I am not an entertainment journalist.
So imagine my surprise when my editor offered me the opportunity to go to South by Southwest to relay to our beloved Tucson community the performances of the most up-and-coming bands appearing at what is, traditionally, one of the most popular music festivals in the world.
Well, lucky for me, SXSW has much more to offer than the insurmountable schedule of bands and music artists with tracks offering ideas on everything from making music, television and style, to tech, startups and virtual reality, to government, social impact and yes, journalism.
While the music scene doesn’t explode until Monday, we were able to cajole our way to access for all of the festival’s events, and that’s what yesterday was all about. Though much of the day was spent finding our footing, we did manage to make it to some enlightening panels.

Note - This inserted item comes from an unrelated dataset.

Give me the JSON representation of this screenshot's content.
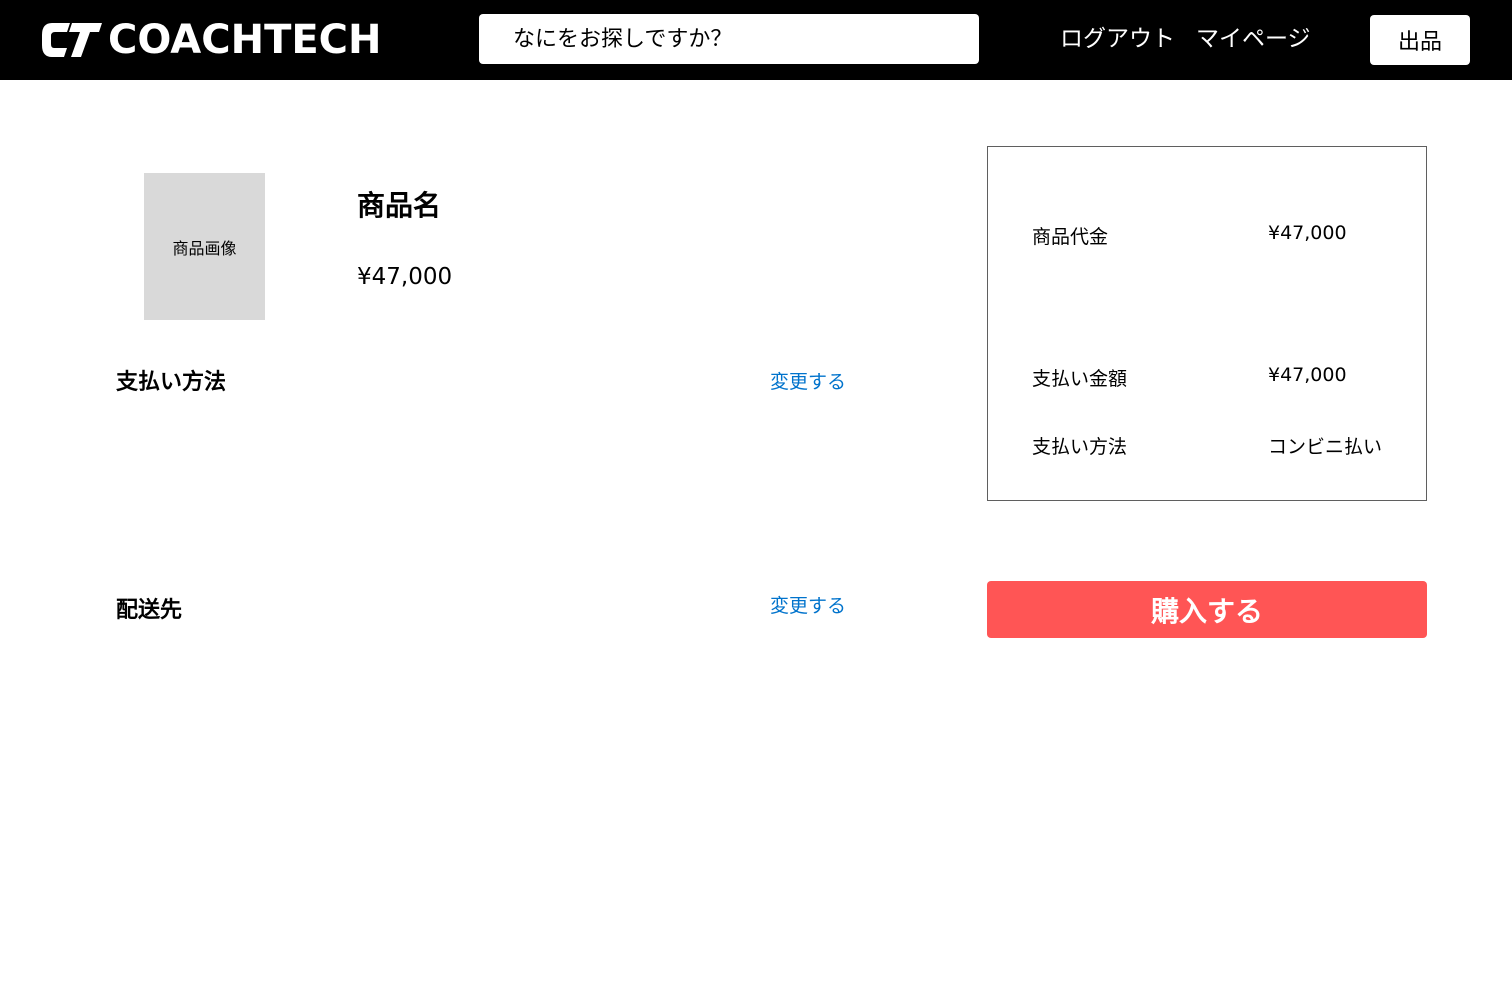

Being the journalism and public policy nerd I am, I decided to pop into a panel on “Opening Up Government’s Vault of Data.” This turned out to be an appropriate choice since after I sat down I discovered Rep. Ruben Gallego, D-Ariz., was one of the panelists.
He was joined by Rep. Will Hurd, R-Texas, chair of the congressional Information Technology Subcommittee, and Alex Wirth, a Harvard grad “whiz-kid” and co-founder of Quorum, a website that aggregates legislative data.
The panel was moderated by Rene LaVigne, CEO of IT company Iron Bow and an expert on the intersection of technology and government.
Much of the conversation revolved around the ineptitude of the current congressional representation to effectively use technology to create effective policy and maximize transparency when it comes to the drafting of legislation.
Wirth especially made the point that this is an opportunity for entrepreneurs to play a role in increasing government accountability, leading by example.
Though barely missing out on inclusion in the Millennial generation, Hurd and Gallego joked about how other congress members often come to them for advice on the constantly changing fringe of technology.
With a degree in computer science, Hurd said he could more easily identify the missed opportunities for Congress to employ technology in tracking changes to legislation and government services such as census data.